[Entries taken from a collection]
- - -
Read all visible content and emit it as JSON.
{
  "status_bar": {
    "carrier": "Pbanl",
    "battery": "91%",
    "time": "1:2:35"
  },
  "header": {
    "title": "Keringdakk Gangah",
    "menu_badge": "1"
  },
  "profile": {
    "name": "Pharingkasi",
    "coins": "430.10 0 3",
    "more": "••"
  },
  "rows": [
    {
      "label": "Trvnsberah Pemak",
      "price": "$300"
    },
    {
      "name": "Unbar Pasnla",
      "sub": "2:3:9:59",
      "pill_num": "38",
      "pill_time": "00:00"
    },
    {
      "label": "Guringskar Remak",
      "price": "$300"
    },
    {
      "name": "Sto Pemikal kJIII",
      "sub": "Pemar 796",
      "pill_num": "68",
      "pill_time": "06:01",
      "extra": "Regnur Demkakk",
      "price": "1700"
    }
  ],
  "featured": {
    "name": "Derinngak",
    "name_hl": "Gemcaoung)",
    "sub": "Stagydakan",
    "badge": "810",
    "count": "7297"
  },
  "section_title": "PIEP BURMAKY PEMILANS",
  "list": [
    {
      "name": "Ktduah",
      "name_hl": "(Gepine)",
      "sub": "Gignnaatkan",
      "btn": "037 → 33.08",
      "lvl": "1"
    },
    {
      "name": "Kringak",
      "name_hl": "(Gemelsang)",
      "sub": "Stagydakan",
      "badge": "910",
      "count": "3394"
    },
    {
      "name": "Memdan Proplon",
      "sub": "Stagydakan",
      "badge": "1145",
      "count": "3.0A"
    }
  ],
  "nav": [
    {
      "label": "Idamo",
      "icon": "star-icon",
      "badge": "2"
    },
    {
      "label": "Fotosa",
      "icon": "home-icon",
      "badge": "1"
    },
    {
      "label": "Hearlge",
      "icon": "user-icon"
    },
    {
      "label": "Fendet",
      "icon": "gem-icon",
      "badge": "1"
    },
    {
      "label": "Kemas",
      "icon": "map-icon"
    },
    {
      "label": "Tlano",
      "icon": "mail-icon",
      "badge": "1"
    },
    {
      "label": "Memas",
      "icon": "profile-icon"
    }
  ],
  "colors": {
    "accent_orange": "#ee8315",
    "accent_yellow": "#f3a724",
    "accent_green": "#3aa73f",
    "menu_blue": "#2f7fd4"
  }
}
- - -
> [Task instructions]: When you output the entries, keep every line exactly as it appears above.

> [Output]:
Read all visible content and emit it as JSON.
{
  "status_bar": {
    "carrier": "Pbanl",
    "battery": "91%",
    "time": "1:2:35"
  },
  "header": {
    "title": "Keringdakk Gangah",
    "menu_badge": "1"
  },
  "profile": {
    "name": "Pharingkasi",
    "coins": "430.10 0 3",
    "more": "••"
  },
  "rows": [
    {
      "label": "Trvnsberah Pemak",
      "price": "$300"
    },
    {
      "name": "Unbar Pasnla",
      "sub": "2:3:9:59",
      "pill_num": "38",
      "pill_time": "00:00"
    },
    {
      "label": "Guringskar Remak",
      "price": "$300"
    },
    {
      "name": "Sto Pemikal kJIII",
      "sub": "Pemar 796",
      "pill_num": "68",
      "pill_time": "06:01",
      "extra": "Regnur Demkakk",
      "price": "1700"
    }
  ],
  "featured": {
    "name": "Derinngak",
    "name_hl": "Gemcaoung)",
    "sub": "Stagydakan",
    "badge": "810",
    "count": "7297"
  },
  "section_title": "PIEP BURMAKY PEMILANS",
  "list": [
    {
      "name": "Ktduah",
      "name_hl": "(Gepine)",
      "sub": "Gignnaatkan",
      "btn": "037 → 33.08",
      "lvl": "1"
    },
    {
      "name": "Kringak",
      "name_hl": "(Gemelsang)",
      "sub": "Stagydakan",
      "badge": "910",
      "count": "3394"
    },
    {
      "name": "Memdan Proplon",
      "sub": "Stagydakan",
      "badge": "1145",
      "count": "3.0A"
    }
  ],
  "nav": [
    {
      "label": "Idamo",
      "icon": "star-icon",
      "badge": "2"
    },
    {
      "label": "Fotosa",
      "icon": "home-icon",
      "badge": "1"
    },
    {
      "label": "Hearlge",
      "icon": "user-icon"
    },
    {
      "label": "Fendet",
      "icon": "gem-icon",
      "badge": "1"
    },
    {
      "label": "Kemas",
      "icon": "map-icon"
    },
    {
      "label": "Tlano",
      "icon": "mail-icon",
      "badge": "1"
    },
    {
      "label": "Memas",
      "icon": "profile-icon"
    }
  ],
  "colors": {
    "accent_orange": "#ee8315",
    "accent_yellow": "#f3a724",
    "accent_green": "#3aa73f",
    "menu_blue": "#2f7fd4"
  }
}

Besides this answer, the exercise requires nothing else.